TASK BRIEF: Read the records below. Copy each line where the string "value" occurs.

THE RECORDS:
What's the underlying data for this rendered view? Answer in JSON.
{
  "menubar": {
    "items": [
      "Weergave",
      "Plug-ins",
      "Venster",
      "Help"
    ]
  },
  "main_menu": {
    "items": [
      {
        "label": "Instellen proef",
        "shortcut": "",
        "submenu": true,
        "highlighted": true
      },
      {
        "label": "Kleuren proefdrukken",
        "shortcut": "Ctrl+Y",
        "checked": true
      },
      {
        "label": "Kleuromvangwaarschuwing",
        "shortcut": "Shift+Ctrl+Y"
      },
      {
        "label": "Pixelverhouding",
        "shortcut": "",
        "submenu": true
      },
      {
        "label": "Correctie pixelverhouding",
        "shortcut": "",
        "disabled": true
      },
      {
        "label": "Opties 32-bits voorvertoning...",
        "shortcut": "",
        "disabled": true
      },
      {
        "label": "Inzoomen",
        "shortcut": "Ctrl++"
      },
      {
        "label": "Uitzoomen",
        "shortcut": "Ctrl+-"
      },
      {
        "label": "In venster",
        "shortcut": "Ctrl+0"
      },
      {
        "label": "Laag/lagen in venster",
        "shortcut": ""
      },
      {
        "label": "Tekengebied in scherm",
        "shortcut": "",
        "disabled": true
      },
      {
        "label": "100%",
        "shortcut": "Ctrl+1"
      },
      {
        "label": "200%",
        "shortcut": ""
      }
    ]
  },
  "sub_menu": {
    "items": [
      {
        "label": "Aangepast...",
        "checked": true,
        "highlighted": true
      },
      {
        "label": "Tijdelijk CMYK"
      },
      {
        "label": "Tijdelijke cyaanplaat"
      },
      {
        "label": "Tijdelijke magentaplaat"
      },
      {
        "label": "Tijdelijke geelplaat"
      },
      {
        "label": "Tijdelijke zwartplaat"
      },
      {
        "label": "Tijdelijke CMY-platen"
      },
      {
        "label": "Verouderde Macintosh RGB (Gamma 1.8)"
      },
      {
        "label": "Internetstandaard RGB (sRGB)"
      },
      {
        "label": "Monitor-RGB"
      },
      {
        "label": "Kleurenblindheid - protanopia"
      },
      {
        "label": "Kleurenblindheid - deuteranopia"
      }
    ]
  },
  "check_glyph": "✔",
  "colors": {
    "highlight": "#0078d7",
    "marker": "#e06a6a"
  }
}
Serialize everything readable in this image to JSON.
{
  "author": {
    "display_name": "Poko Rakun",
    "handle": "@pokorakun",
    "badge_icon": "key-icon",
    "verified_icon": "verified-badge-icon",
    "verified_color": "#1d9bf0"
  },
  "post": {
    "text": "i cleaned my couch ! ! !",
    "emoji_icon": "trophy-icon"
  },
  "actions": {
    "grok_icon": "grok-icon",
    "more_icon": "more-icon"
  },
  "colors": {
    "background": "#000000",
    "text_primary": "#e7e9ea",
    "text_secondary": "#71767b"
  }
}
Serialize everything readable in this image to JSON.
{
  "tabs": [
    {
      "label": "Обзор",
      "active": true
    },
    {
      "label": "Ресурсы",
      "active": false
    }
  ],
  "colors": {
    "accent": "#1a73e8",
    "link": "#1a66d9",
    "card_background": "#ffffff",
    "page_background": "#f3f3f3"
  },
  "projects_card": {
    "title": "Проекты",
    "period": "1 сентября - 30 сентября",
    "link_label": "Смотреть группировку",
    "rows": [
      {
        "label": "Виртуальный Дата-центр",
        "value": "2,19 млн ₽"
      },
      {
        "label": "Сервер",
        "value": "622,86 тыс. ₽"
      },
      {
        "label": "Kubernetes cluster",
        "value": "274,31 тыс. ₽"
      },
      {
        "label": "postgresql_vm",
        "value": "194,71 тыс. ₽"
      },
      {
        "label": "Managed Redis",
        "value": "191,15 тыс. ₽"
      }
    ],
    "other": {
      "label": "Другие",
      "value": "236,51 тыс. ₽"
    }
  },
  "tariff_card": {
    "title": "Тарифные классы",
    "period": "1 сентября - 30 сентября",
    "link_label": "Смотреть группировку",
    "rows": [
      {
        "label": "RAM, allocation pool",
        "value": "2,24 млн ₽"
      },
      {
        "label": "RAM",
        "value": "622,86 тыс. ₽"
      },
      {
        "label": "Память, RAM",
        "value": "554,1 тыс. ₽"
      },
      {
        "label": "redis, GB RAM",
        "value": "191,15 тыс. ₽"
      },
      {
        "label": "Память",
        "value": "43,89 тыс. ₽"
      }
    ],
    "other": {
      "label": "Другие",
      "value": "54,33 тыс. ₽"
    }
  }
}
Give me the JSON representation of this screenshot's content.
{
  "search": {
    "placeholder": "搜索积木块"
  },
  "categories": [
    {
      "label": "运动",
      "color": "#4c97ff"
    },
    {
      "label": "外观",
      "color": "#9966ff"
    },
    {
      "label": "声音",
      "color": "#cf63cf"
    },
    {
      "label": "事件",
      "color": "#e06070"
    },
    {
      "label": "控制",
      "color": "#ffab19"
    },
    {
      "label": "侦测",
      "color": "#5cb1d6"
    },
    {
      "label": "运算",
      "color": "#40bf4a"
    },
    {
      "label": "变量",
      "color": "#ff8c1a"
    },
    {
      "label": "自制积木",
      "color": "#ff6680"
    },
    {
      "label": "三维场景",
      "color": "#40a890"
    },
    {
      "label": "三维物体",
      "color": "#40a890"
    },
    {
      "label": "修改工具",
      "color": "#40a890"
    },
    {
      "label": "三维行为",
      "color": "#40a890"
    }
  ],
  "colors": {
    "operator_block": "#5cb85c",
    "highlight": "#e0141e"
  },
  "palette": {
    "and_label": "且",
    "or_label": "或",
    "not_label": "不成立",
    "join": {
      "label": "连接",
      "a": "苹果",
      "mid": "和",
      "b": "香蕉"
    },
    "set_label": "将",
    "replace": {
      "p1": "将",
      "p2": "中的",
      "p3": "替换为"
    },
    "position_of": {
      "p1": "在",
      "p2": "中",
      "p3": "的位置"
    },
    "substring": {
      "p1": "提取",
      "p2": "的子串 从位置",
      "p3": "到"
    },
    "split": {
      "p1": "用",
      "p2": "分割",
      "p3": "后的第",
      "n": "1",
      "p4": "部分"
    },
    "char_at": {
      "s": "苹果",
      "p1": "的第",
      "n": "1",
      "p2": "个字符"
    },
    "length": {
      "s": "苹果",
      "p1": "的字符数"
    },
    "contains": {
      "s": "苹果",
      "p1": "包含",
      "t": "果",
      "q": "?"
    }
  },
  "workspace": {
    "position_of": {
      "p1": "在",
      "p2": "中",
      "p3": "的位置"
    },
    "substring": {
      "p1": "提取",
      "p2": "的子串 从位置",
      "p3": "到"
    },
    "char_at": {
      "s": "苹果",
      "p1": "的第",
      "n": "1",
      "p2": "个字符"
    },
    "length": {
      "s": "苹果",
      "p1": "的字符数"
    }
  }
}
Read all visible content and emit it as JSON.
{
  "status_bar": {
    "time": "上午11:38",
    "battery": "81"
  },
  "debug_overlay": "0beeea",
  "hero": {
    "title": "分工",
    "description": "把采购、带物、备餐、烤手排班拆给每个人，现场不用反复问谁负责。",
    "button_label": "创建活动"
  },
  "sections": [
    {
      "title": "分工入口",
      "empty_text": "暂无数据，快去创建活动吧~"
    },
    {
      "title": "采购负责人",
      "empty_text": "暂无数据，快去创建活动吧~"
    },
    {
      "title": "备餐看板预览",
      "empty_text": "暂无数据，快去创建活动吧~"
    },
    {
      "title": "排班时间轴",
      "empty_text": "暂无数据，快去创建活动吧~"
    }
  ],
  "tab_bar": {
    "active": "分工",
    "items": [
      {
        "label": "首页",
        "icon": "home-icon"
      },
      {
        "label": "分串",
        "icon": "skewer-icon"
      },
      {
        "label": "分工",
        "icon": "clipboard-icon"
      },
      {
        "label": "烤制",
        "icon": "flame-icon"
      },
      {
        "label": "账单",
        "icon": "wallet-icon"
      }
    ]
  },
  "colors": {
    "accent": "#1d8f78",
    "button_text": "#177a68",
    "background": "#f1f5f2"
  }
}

SOLUTION TO THE PROBLEM:
        "value": "2,19 млн ₽"
        "value": "622,86 тыс. ₽"
        "value": "274,31 тыс. ₽"
        "value": "194,71 тыс. ₽"
        "value": "191,15 тыс. ₽"
      "value": "236,51 тыс. ₽"
        "value": "2,24 млн ₽"
        "value": "622,86 тыс. ₽"
        "value": "554,1 тыс. ₽"
        "value": "191,15 тыс. ₽"
        "value": "43,89 тыс. ₽"
      "value": "54,33 тыс. ₽"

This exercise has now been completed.